Material shown: Begin

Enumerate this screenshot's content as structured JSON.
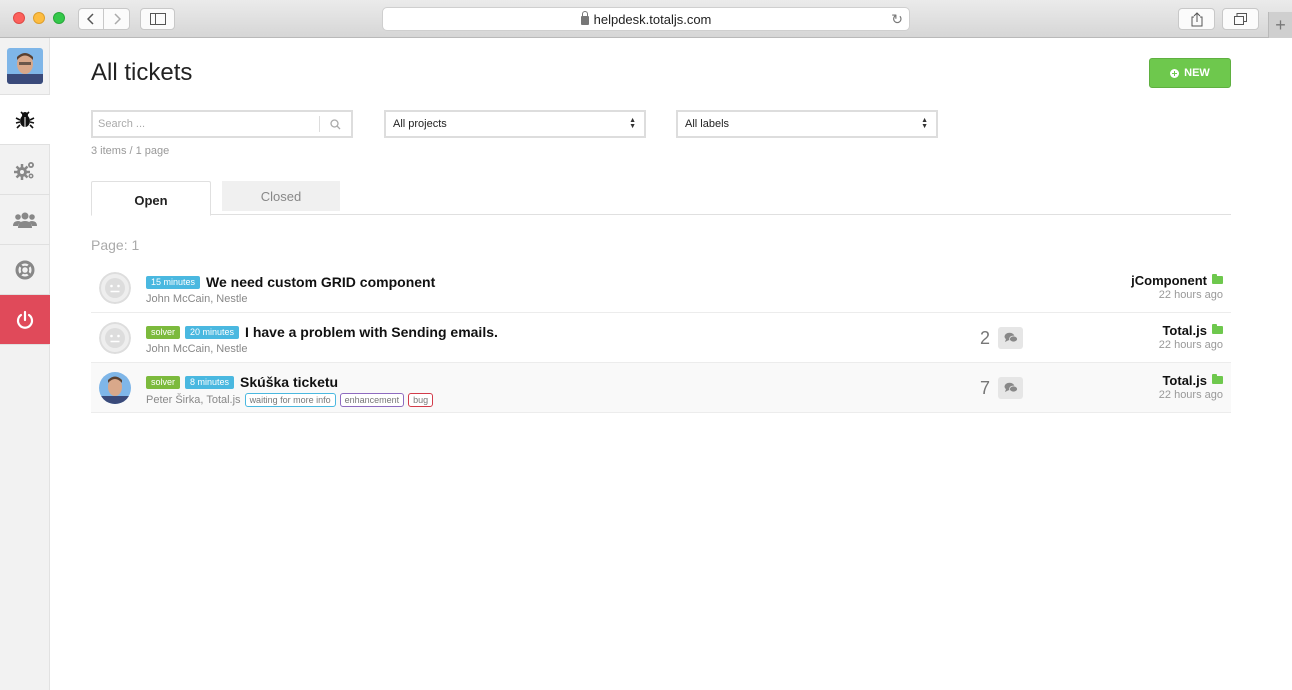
{
  "browser": {
    "url": "helpdesk.totaljs.com"
  },
  "colors": {
    "accent_green": "#6ec84d",
    "logout_red": "#e04a5a",
    "time_badge": "#4ab8e0",
    "solver_badge": "#7cba3d"
  },
  "sidebar": {
    "items": [
      {
        "icon": "bug-icon"
      },
      {
        "icon": "gears-icon"
      },
      {
        "icon": "users-icon"
      },
      {
        "icon": "lifebuoy-icon"
      },
      {
        "icon": "power-icon"
      }
    ]
  },
  "page": {
    "title": "All tickets",
    "new_button": "NEW",
    "search_placeholder": "Search ...",
    "projects_select": "All projects",
    "labels_select": "All labels",
    "meta": "3 items / 1 page",
    "tabs": [
      "Open",
      "Closed"
    ],
    "page_label": "Page: 1"
  },
  "tickets": [
    {
      "time": "15 minutes",
      "solver": "",
      "title": "We need custom GRID component",
      "author": "John McCain, Nestle",
      "comments": "",
      "project": "jComponent",
      "ago": "22 hours ago",
      "labels": []
    },
    {
      "time": "20 minutes",
      "solver": "solver",
      "title": "I have a problem with Sending emails.",
      "author": "John McCain, Nestle",
      "comments": "2",
      "project": "Total.js",
      "ago": "22 hours ago",
      "labels": []
    },
    {
      "time": "8 minutes",
      "solver": "solver",
      "title": "Skúška ticketu",
      "author": "Peter Širka, Total.js",
      "comments": "7",
      "project": "Total.js",
      "ago": "22 hours ago",
      "labels": [
        "waiting for more info",
        "enhancement",
        "bug"
      ]
    }
  ]
}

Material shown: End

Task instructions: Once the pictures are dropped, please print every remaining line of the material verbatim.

Response:
Enumerate this screenshot's content as structured JSON.
{
  "browser": {
    "url": "helpdesk.totaljs.com"
  },
  "colors": {
    "accent_green": "#6ec84d",
    "logout_red": "#e04a5a",
    "time_badge": "#4ab8e0",
    "solver_badge": "#7cba3d"
  },
  "sidebar": {
    "items": [
      {
        "icon": "bug-icon"
      },
      {
        "icon": "gears-icon"
      },
      {
        "icon": "users-icon"
      },
      {
        "icon": "lifebuoy-icon"
      },
      {
        "icon": "power-icon"
      }
    ]
  },
  "page": {
    "title": "All tickets",
    "new_button": "NEW",
    "search_placeholder": "Search ...",
    "projects_select": "All projects",
    "labels_select": "All labels",
    "meta": "3 items / 1 page",
    "tabs": [
      "Open",
      "Closed"
    ],
    "page_label": "Page: 1"
  },
  "tickets": [
    {
      "time": "15 minutes",
      "solver": "",
      "title": "We need custom GRID component",
      "author": "John McCain, Nestle",
      "comments": "",
      "project": "jComponent",
      "ago": "22 hours ago",
      "labels": []
    },
    {
      "time": "20 minutes",
      "solver": "solver",
      "title": "I have a problem with Sending emails.",
      "author": "John McCain, Nestle",
      "comments": "2",
      "project": "Total.js",
      "ago": "22 hours ago",
      "labels": []
    },
    {
      "time": "8 minutes",
      "solver": "solver",
      "title": "Skúška ticketu",
      "author": "Peter Širka, Total.js",
      "comments": "7",
      "project": "Total.js",
      "ago": "22 hours ago",
      "labels": [
        "waiting for more info",
        "enhancement",
        "bug"
      ]
    }
  ]
}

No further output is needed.